WHAT YOU NEED TO DO -> Your output should repeat each record below with no differences.

RECORDS FOR THIS TASK ->
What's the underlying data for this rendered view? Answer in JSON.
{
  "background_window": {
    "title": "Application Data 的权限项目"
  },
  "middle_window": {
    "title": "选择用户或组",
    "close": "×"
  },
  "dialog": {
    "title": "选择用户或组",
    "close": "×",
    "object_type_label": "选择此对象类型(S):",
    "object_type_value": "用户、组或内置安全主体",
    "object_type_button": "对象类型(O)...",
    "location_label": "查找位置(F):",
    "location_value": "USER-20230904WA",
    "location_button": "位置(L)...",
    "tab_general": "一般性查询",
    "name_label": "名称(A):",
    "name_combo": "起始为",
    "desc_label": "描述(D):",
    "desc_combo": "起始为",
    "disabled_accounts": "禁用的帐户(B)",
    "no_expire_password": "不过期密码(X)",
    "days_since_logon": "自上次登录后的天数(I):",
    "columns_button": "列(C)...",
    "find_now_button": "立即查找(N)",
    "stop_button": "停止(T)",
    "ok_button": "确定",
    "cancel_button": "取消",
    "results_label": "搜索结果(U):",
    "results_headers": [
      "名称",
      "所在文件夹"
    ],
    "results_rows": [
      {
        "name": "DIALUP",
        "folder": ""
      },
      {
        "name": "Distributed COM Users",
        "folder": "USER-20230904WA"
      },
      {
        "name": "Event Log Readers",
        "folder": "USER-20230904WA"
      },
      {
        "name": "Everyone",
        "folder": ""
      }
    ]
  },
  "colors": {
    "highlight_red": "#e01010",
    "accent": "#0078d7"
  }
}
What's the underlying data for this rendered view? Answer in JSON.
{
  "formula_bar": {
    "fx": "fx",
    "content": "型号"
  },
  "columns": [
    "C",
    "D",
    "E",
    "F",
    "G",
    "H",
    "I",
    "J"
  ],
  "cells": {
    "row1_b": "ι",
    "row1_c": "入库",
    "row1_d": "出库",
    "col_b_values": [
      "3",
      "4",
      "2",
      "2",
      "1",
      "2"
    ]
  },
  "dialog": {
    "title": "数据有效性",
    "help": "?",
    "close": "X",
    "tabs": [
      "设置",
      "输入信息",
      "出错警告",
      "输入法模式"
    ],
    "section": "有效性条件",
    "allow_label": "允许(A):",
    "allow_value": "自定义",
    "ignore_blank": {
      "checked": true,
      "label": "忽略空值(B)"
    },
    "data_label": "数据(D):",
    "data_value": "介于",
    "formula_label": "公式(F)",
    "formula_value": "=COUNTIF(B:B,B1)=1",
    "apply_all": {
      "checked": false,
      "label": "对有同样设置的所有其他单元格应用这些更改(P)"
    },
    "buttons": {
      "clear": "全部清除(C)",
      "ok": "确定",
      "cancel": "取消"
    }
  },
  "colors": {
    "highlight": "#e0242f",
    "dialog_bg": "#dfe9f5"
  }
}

ANSWER ->
What's the underlying data for this rendered view? Answer in JSON.
{
  "background_window": {
    "title": "Application Data 的权限项目"
  },
  "middle_window": {
    "title": "选择用户或组",
    "close": "×"
  },
  "dialog": {
    "title": "选择用户或组",
    "close": "×",
    "object_type_label": "选择此对象类型(S):",
    "object_type_value": "用户、组或内置安全主体",
    "object_type_button": "对象类型(O)...",
    "location_label": "查找位置(F):",
    "location_value": "USER-20230904WA",
    "location_button": "位置(L)...",
    "tab_general": "一般性查询",
    "name_label": "名称(A):",
    "name_combo": "起始为",
    "desc_label": "描述(D):",
    "desc_combo": "起始为",
    "disabled_accounts": "禁用的帐户(B)",
    "no_expire_password": "不过期密码(X)",
    "days_since_logon": "自上次登录后的天数(I):",
    "columns_button": "列(C)...",
    "find_now_button": "立即查找(N)",
    "stop_button": "停止(T)",
    "ok_button": "确定",
    "cancel_button": "取消",
    "results_label": "搜索结果(U):",
    "results_headers": [
      "名称",
      "所在文件夹"
    ],
    "results_rows": [
      {
        "name": "DIALUP",
        "folder": ""
      },
      {
        "name": "Distributed COM Users",
        "folder": "USER-20230904WA"
      },
      {
        "name": "Event Log Readers",
        "folder": "USER-20230904WA"
      },
      {
        "name": "Everyone",
        "folder": ""
      }
    ]
  },
  "colors": {
    "highlight_red": "#e01010",
    "accent": "#0078d7"
  }
}
What's the underlying data for this rendered view? Answer in JSON.
{
  "formula_bar": {
    "fx": "fx",
    "content": "型号"
  },
  "columns": [
    "C",
    "D",
    "E",
    "F",
    "G",
    "H",
    "I",
    "J"
  ],
  "cells": {
    "row1_b": "ι",
    "row1_c": "入库",
    "row1_d": "出库",
    "col_b_values": [
      "3",
      "4",
      "2",
      "2",
      "1",
      "2"
    ]
  },
  "dialog": {
    "title": "数据有效性",
    "help": "?",
    "close": "X",
    "tabs": [
      "设置",
      "输入信息",
      "出错警告",
      "输入法模式"
    ],
    "section": "有效性条件",
    "allow_label": "允许(A):",
    "allow_value": "自定义",
    "ignore_blank": {
      "checked": true,
      "label": "忽略空值(B)"
    },
    "data_label": "数据(D):",
    "data_value": "介于",
    "formula_label": "公式(F)",
    "formula_value": "=COUNTIF(B:B,B1)=1",
    "apply_all": {
      "checked": false,
      "label": "对有同样设置的所有其他单元格应用这些更改(P)"
    },
    "buttons": {
      "clear": "全部清除(C)",
      "ok": "确定",
      "cancel": "取消"
    }
  },
  "colors": {
    "highlight": "#e0242f",
    "dialog_bg": "#dfe9f5"
  }
}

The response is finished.